== DATA SUPPLIED

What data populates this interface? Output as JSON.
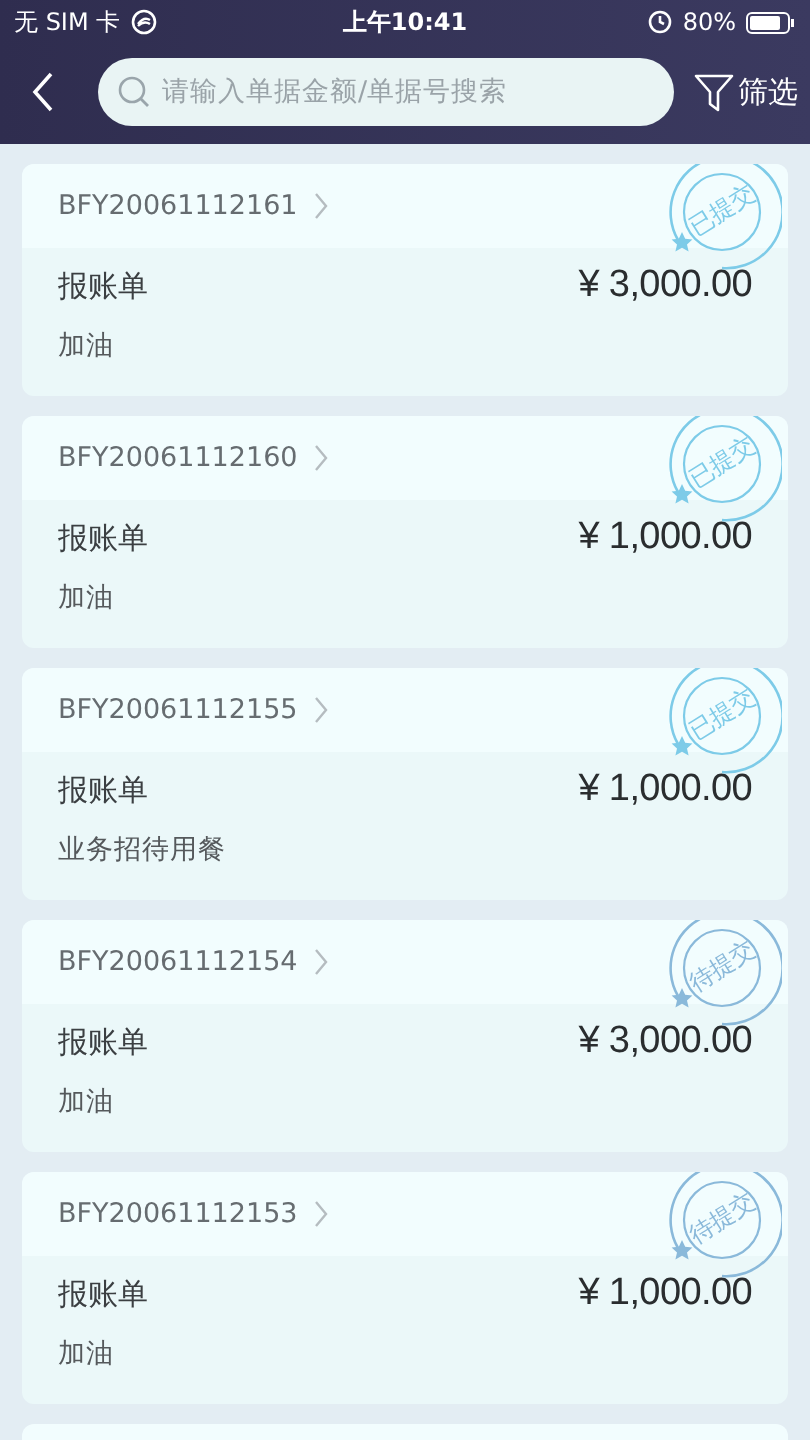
{
  "status_bar": {
    "carrier": "无 SIM 卡",
    "time": "上午10:41",
    "battery": "80%"
  },
  "nav": {
    "search": {
      "placeholder": "请输入单据金额/单据号搜索"
    },
    "filter": "筛选"
  },
  "bills": [
    {
      "number": "BFY20061112161",
      "type": "报账单",
      "amount": "¥ 3,000.00",
      "desc": "加油",
      "stamp": {
        "kind": "submitted",
        "text": "已提交"
      }
    },
    {
      "number": "BFY20061112160",
      "type": "报账单",
      "amount": "¥ 1,000.00",
      "desc": "加油",
      "stamp": {
        "kind": "submitted",
        "text": "已提交"
      }
    },
    {
      "number": "BFY20061112155",
      "type": "报账单",
      "amount": "¥ 1,000.00",
      "desc": "业务招待用餐",
      "stamp": {
        "kind": "submitted",
        "text": "已提交"
      }
    },
    {
      "number": "BFY20061112154",
      "type": "报账单",
      "amount": "¥ 3,000.00",
      "desc": "加油",
      "stamp": {
        "kind": "pending",
        "text": "待提交"
      }
    },
    {
      "number": "BFY20061112153",
      "type": "报账单",
      "amount": "¥ 1,000.00",
      "desc": "加油",
      "stamp": {
        "kind": "pending",
        "text": "待提交"
      }
    }
  ]
}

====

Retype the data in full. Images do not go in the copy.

**ANSWER BOX**
What data populates this interface? Output as JSON.
{
  "status_bar": {
    "carrier": "无 SIM 卡",
    "time": "上午10:41",
    "battery": "80%"
  },
  "nav": {
    "search": {
      "placeholder": "请输入单据金额/单据号搜索"
    },
    "filter": "筛选"
  },
  "bills": [
    {
      "number": "BFY20061112161",
      "type": "报账单",
      "amount": "¥ 3,000.00",
      "desc": "加油",
      "stamp": {
        "kind": "submitted",
        "text": "已提交"
      }
    },
    {
      "number": "BFY20061112160",
      "type": "报账单",
      "amount": "¥ 1,000.00",
      "desc": "加油",
      "stamp": {
        "kind": "submitted",
        "text": "已提交"
      }
    },
    {
      "number": "BFY20061112155",
      "type": "报账单",
      "amount": "¥ 1,000.00",
      "desc": "业务招待用餐",
      "stamp": {
        "kind": "submitted",
        "text": "已提交"
      }
    },
    {
      "number": "BFY20061112154",
      "type": "报账单",
      "amount": "¥ 3,000.00",
      "desc": "加油",
      "stamp": {
        "kind": "pending",
        "text": "待提交"
      }
    },
    {
      "number": "BFY20061112153",
      "type": "报账单",
      "amount": "¥ 1,000.00",
      "desc": "加油",
      "stamp": {
        "kind": "pending",
        "text": "待提交"
      }
    }
  ]
}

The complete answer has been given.